Washington — U.S. Rep. Debbie Dingell is partnering with a Democratic colleague on a resolution with a “blueprint for America’s new trade policy” to guide President Donald Trump as he presses for changes to the North American Free Trade Agreement.
The Dearborn Democrat, along with U.S. Rep. Peter DeFazio, D-Ore., said Thursday that the new resolution will outline “principles that must be included in any replacement of the North American Free Trade Agreement.
“Michigan is the heart and soul of the American auto industry, and since NAFTA passed, we’ve seen factories shuttered and jobs lost, we’ve seen real income drop for too many workers, and we’ve seen too many families lose hope,” Dingell said in a statement.
“We now have a real opportunity to renegotiate this failed trade agreement in a way that puts working families first. President Trump said this would be one of his top priorities. This resolution provides a road map to level the playing field for the American worker and bring jobs back to this country.”
A central tenant of Trump’s campaign was a promise to voters to improve economic conditions in the nation by renegotiating NAFTA. The agreement was enacted in 1994 to create a free-trade zone between the U.S., Mexico and Canada.

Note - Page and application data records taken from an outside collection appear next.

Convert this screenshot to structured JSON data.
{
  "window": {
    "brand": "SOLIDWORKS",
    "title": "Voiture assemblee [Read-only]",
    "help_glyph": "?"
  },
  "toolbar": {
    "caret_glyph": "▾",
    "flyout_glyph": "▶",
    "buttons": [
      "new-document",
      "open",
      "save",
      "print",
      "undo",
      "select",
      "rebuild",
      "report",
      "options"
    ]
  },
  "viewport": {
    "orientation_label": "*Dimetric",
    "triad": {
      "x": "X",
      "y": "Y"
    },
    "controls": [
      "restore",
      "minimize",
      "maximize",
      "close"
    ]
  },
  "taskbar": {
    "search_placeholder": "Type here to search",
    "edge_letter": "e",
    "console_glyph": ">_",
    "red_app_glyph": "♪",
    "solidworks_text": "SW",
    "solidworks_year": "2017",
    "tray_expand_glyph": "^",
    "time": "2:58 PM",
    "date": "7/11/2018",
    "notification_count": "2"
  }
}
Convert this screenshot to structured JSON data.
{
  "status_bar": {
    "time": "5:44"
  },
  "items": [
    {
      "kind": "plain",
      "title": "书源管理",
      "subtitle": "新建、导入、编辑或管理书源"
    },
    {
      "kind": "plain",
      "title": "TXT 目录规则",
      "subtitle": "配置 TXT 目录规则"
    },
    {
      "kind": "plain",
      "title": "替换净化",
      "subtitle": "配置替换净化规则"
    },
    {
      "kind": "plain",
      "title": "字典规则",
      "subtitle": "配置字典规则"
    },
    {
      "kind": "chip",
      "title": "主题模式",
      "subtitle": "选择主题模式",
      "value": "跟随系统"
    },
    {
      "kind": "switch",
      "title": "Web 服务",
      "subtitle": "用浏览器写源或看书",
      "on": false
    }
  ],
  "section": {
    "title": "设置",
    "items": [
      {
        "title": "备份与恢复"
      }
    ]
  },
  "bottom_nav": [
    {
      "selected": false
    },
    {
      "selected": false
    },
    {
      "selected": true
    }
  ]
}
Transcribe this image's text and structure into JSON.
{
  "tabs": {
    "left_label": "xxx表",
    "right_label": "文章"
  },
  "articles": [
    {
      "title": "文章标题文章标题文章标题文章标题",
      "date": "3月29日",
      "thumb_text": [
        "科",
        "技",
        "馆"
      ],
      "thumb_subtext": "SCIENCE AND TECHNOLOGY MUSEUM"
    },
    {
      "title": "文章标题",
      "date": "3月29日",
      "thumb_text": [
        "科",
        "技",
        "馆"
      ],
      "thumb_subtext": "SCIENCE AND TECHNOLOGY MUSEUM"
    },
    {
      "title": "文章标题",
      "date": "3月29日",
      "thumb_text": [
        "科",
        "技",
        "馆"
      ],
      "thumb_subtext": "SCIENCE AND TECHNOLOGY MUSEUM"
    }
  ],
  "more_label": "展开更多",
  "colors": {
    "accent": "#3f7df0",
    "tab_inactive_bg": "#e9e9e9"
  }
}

Trump seized upon discontent with NAFTA, which eliminated tariffs on most goods produced in North America, during his successful presidential campaign. The controversial trade deal has been blamed for auto companies moving production of smaller cars to Mexico.
Dingell's resolution calls for "adding strong, enforceable protections against currency manipulation and requiring strong rules of origin for cars and auto parts," which she says is "critical for Michigan’s economy and the domestic auto industry."
Dingell's office said NAFTA rules currently require that cars be only 62.5 percent made in North America to qualifying for the trade deal's duty-free treatment. The resolution from Dingell and DeFazio would require 90 percent of autos to be made in North America in order to receive the exemption.
In a joint news conference with Canadian Prime Minister Justin Trudeau, Trump promised he is going to “tweak” the trade relationship between the U.S. and Canada and Mexico, although he offered no specifics.
“We have a very outstanding trade relationship with Canada,” Trump said after meeting with Trudeau at the White House. “We’ll be tweaking it. We’ll be doing certain things that are going to benefit both of our countries.”
Trump added: “It’s a much less severe situation that what’s taking place on the southern border. On the southern border, for many, many years the transaction was not fair to the United States. It was an extremely unfair transaction.”
Canada is Michigan’s biggest trading partner. The state exported $23.5 billion in goods there in 2015, according to the U.S. Department of Commerce. Shipments to Canada accounted for nearly 44 percent of Michigan’s exports.
Mexico, meanwhile, was Michigan’s second-largest trading partner with $11.7 billion in exports in 2015. That accounted for about 22 percent of the state’s exports.